Excerpts from an interface dataset
>>>
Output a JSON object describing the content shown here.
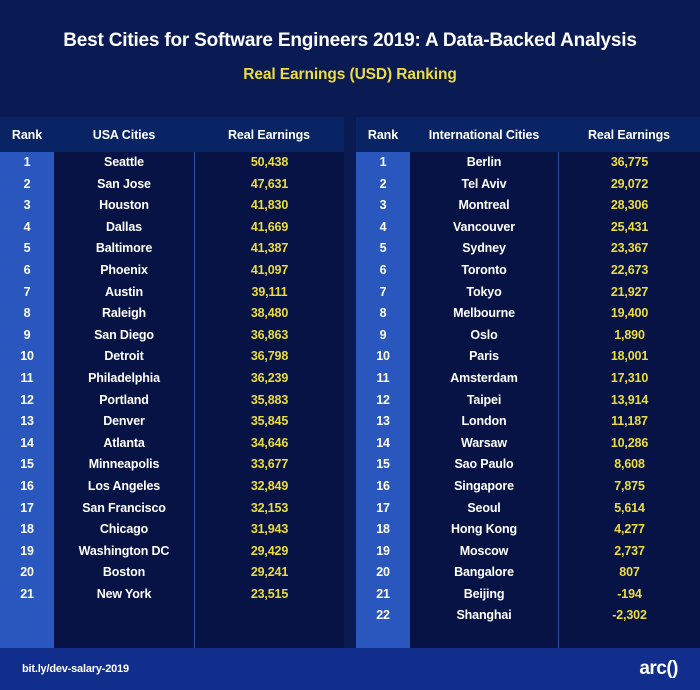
{
  "header": {
    "title": "Best Cities for Software Engineers 2019: A Data-Backed Analysis",
    "subtitle": "Real Earnings (USD) Ranking"
  },
  "colors": {
    "page_bg": "#0a1a52",
    "table_header_bg": "#082464",
    "table_body_bg": "#061344",
    "rank_col_bg": "#2a57bd",
    "accent_yellow": "#ecdc3e",
    "footer_bg": "#112e8c",
    "divider": "#2c4da3"
  },
  "footer": {
    "link": "bit.ly/dev-salary-2019",
    "logo": "arc()"
  },
  "chart_data": {
    "type": "table",
    "title": "Best Cities for Software Engineers 2019: A Data-Backed Analysis",
    "subtitle": "Real Earnings (USD) Ranking",
    "tables": [
      {
        "name": "usa",
        "columns": [
          "Rank",
          "USA Cities",
          "Real Earnings"
        ],
        "rows": [
          [
            1,
            "Seattle",
            "50,438"
          ],
          [
            2,
            "San Jose",
            "47,631"
          ],
          [
            3,
            "Houston",
            "41,830"
          ],
          [
            4,
            "Dallas",
            "41,669"
          ],
          [
            5,
            "Baltimore",
            "41,387"
          ],
          [
            6,
            "Phoenix",
            "41,097"
          ],
          [
            7,
            "Austin",
            "39,111"
          ],
          [
            8,
            "Raleigh",
            "38,480"
          ],
          [
            9,
            "San Diego",
            "36,863"
          ],
          [
            10,
            "Detroit",
            "36,798"
          ],
          [
            11,
            "Philadelphia",
            "36,239"
          ],
          [
            12,
            "Portland",
            "35,883"
          ],
          [
            13,
            "Denver",
            "35,845"
          ],
          [
            14,
            "Atlanta",
            "34,646"
          ],
          [
            15,
            "Minneapolis",
            "33,677"
          ],
          [
            16,
            "Los Angeles",
            "32,849"
          ],
          [
            17,
            "San Francisco",
            "32,153"
          ],
          [
            18,
            "Chicago",
            "31,943"
          ],
          [
            19,
            "Washington DC",
            "29,429"
          ],
          [
            20,
            "Boston",
            "29,241"
          ],
          [
            21,
            "New York",
            "23,515"
          ]
        ]
      },
      {
        "name": "international",
        "columns": [
          "Rank",
          "International Cities",
          "Real Earnings"
        ],
        "rows": [
          [
            1,
            "Berlin",
            "36,775"
          ],
          [
            2,
            "Tel Aviv",
            "29,072"
          ],
          [
            3,
            "Montreal",
            "28,306"
          ],
          [
            4,
            "Vancouver",
            "25,431"
          ],
          [
            5,
            "Sydney",
            "23,367"
          ],
          [
            6,
            "Toronto",
            "22,673"
          ],
          [
            7,
            "Tokyo",
            "21,927"
          ],
          [
            8,
            "Melbourne",
            "19,400"
          ],
          [
            9,
            "Oslo",
            "1,890"
          ],
          [
            10,
            "Paris",
            "18,001"
          ],
          [
            11,
            "Amsterdam",
            "17,310"
          ],
          [
            12,
            "Taipei",
            "13,914"
          ],
          [
            13,
            "London",
            "11,187"
          ],
          [
            14,
            "Warsaw",
            "10,286"
          ],
          [
            15,
            "Sao Paulo",
            "8,608"
          ],
          [
            16,
            "Singapore",
            "7,875"
          ],
          [
            17,
            "Seoul",
            "5,614"
          ],
          [
            18,
            "Hong Kong",
            "4,277"
          ],
          [
            19,
            "Moscow",
            "2,737"
          ],
          [
            20,
            "Bangalore",
            "807"
          ],
          [
            21,
            "Beijing",
            "-194"
          ],
          [
            22,
            "Shanghai",
            "-2,302"
          ]
        ]
      }
    ]
  }
}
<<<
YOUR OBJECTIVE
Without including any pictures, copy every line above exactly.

REPLY TO THE TASK
Output a JSON object describing the content shown here.
{
  "header": {
    "title": "Best Cities for Software Engineers 2019: A Data-Backed Analysis",
    "subtitle": "Real Earnings (USD) Ranking"
  },
  "colors": {
    "page_bg": "#0a1a52",
    "table_header_bg": "#082464",
    "table_body_bg": "#061344",
    "rank_col_bg": "#2a57bd",
    "accent_yellow": "#ecdc3e",
    "footer_bg": "#112e8c",
    "divider": "#2c4da3"
  },
  "footer": {
    "link": "bit.ly/dev-salary-2019",
    "logo": "arc()"
  },
  "chart_data": {
    "type": "table",
    "title": "Best Cities for Software Engineers 2019: A Data-Backed Analysis",
    "subtitle": "Real Earnings (USD) Ranking",
    "tables": [
      {
        "name": "usa",
        "columns": [
          "Rank",
          "USA Cities",
          "Real Earnings"
        ],
        "rows": [
          [
            1,
            "Seattle",
            "50,438"
          ],
          [
            2,
            "San Jose",
            "47,631"
          ],
          [
            3,
            "Houston",
            "41,830"
          ],
          [
            4,
            "Dallas",
            "41,669"
          ],
          [
            5,
            "Baltimore",
            "41,387"
          ],
          [
            6,
            "Phoenix",
            "41,097"
          ],
          [
            7,
            "Austin",
            "39,111"
          ],
          [
            8,
            "Raleigh",
            "38,480"
          ],
          [
            9,
            "San Diego",
            "36,863"
          ],
          [
            10,
            "Detroit",
            "36,798"
          ],
          [
            11,
            "Philadelphia",
            "36,239"
          ],
          [
            12,
            "Portland",
            "35,883"
          ],
          [
            13,
            "Denver",
            "35,845"
          ],
          [
            14,
            "Atlanta",
            "34,646"
          ],
          [
            15,
            "Minneapolis",
            "33,677"
          ],
          [
            16,
            "Los Angeles",
            "32,849"
          ],
          [
            17,
            "San Francisco",
            "32,153"
          ],
          [
            18,
            "Chicago",
            "31,943"
          ],
          [
            19,
            "Washington DC",
            "29,429"
          ],
          [
            20,
            "Boston",
            "29,241"
          ],
          [
            21,
            "New York",
            "23,515"
          ]
        ]
      },
      {
        "name": "international",
        "columns": [
          "Rank",
          "International Cities",
          "Real Earnings"
        ],
        "rows": [
          [
            1,
            "Berlin",
            "36,775"
          ],
          [
            2,
            "Tel Aviv",
            "29,072"
          ],
          [
            3,
            "Montreal",
            "28,306"
          ],
          [
            4,
            "Vancouver",
            "25,431"
          ],
          [
            5,
            "Sydney",
            "23,367"
          ],
          [
            6,
            "Toronto",
            "22,673"
          ],
          [
            7,
            "Tokyo",
            "21,927"
          ],
          [
            8,
            "Melbourne",
            "19,400"
          ],
          [
            9,
            "Oslo",
            "1,890"
          ],
          [
            10,
            "Paris",
            "18,001"
          ],
          [
            11,
            "Amsterdam",
            "17,310"
          ],
          [
            12,
            "Taipei",
            "13,914"
          ],
          [
            13,
            "London",
            "11,187"
          ],
          [
            14,
            "Warsaw",
            "10,286"
          ],
          [
            15,
            "Sao Paulo",
            "8,608"
          ],
          [
            16,
            "Singapore",
            "7,875"
          ],
          [
            17,
            "Seoul",
            "5,614"
          ],
          [
            18,
            "Hong Kong",
            "4,277"
          ],
          [
            19,
            "Moscow",
            "2,737"
          ],
          [
            20,
            "Bangalore",
            "807"
          ],
          [
            21,
            "Beijing",
            "-194"
          ],
          [
            22,
            "Shanghai",
            "-2,302"
          ]
        ]
      }
    ]
  }
}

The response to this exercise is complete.